European Union (EU) officials in the Philippines urged the government to open the water sector fully to foreign investors to increase competition and level the playing field so as to enhance water service in the country.
Walter van Hattum, head of the economic and trade section delegation of the EU to the Philippines, said many European companies in the water business want to feel more secure by being allowed to hold majority control of local companies rather than being constrained by the regulatory limits.
Philippine laws limit foreign ownership in crucial industries such as utilities to 40 percent, with 60 percent held by Filipino investors.
“Where EU can contribute rather than getting the bureaucratic …we are more than happy to do, but the management of the EU Chamber of Commerce agreed to…bring companies from Europe to the Philippines – [that]could be part of the solution,” Van Hattum told reporters in a press briefing on the sidelines of the Water Challenge Forum held in Pasay City. “If we want to achieve this, we need to level the playing field,” he said.
“It would help competition in the Philippines by opening up to foreign companies but especially in this kind of high-tech sector, I think it would make a balance,” he said.
“On government procurement, I think it’s more straightforward – that competition is doing the country a huge favor.
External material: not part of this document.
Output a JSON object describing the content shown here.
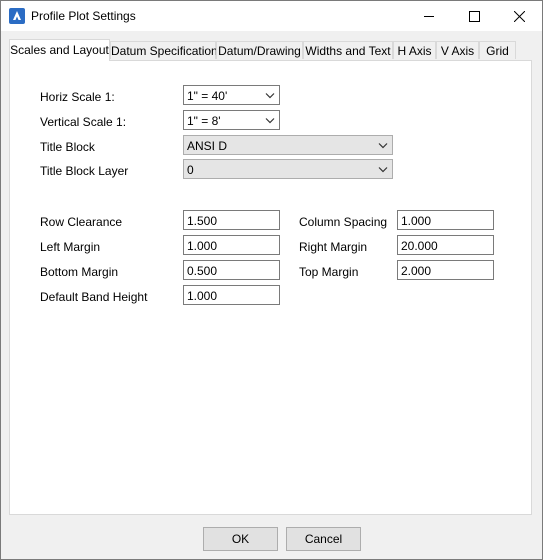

On one end, it’s very positive that the current government is increasing infrastructure procurements but you can actually increase that not by… more money but by getting more competition in the bidding process,” Van Hattum added.
The EU official urged the government to allow foreign operators to join the biddings for water projects so they can equally compete with other companies. “You’ll get better services for a better price, partly because you will get new stakeholders coming in but also partly because the existing stakeholders will need to reduce their bids, they need to become more competitive because they want to continue having those kinds of contracts,” he explained further.
European Chamber of Commerce of the Philippines (ECCP) President Guenter Taus assured the government the local industry will benefit from what foreign investors could bring in.
“We’re not here to take over the Philippines, we’re here to help the Philippines’ technology to be at par with world standards.”
Letting in foreign investors to be part of competition and the system would enable technology transfer and lower local water prices down, Taus said.
“There’s a lot to be done to bring the price down. Leveling the playing field … so let’s open up a little bit and think outside the box. One of them is, you don’t need money or investment for technology to be brought into the Philippines. All you need to do is allow foreign companies to compete here,” he said.
“Because if you look at it, a lot of government procurement is driven by technology and you specify whatever there is, whatever the knowledge base of government, and you try to get proposals from two, three, four different companies, whereas, if you have a much stronger, more modern technology base, you might want to change the process to get to the same result and you save a lot of money in the process,” Taus explained.
Meanwhile, Sen. Loren Legarda, in her keynote speech at the forum highlighted the need to reform the overlapping and fragmented regulation of water supply services in the country by several government entities.
The senator said that factor hinders the enactment of a doable and long-term solution that could prevent water shortage in the country.
“The issue of having over 30 water agencies has been a challenge because of overlapping mandates and conflicting programs. We need to consolidate all water agencies in the country and craft a roadmap for sustainable water use,” Legarda said.
Water stress, amplified by climate change, will create a growing security challenge, she said.
In the Philippines, about 8 million Filipinos still lack access to safe water and about the same number still practice open defecation, said Legarda, who is chair of the Senate Committee on Climate Change.
A study by the World Resources Institute has warned that the Philippines is likely to experience severe water shortage by 2040 due to the combined impact of rapid population growth and climate change. Furthermore, the Philippines ranks 57th out of 167 countries that are highly vulnerable to severe water shortage.
Moreover, water affects food security as agriculture accounts for 70-85 percent of water consumption.
“But water security is not only about the provision of sufficient water for the needs of our people and our economic activities, it is also about having healthy ecosystems and building resilience to water-related disasters, including storms, floods and droughts,” she said.
Extreme weather events, such as intense or more frequent rains and increasing number of hot days, along with weak resource management, are factors that lead to low water security.
“The degradation of our environment is likewise a threat to water security, especially because forested watersheds and wetlands supply 75 percent of the world’s accessible freshwater.”
“We also need to strengthen resilience to water-related disasters. The country needs to evaluate existing programs to combat desertification and prevent flooding, and improve its evacuation strategies, early warning systems and disaster risk reduction and management plans. Capacity-building activities for indigenous peoples must be undertaken so they can adapt to water extremes,” Legarda added.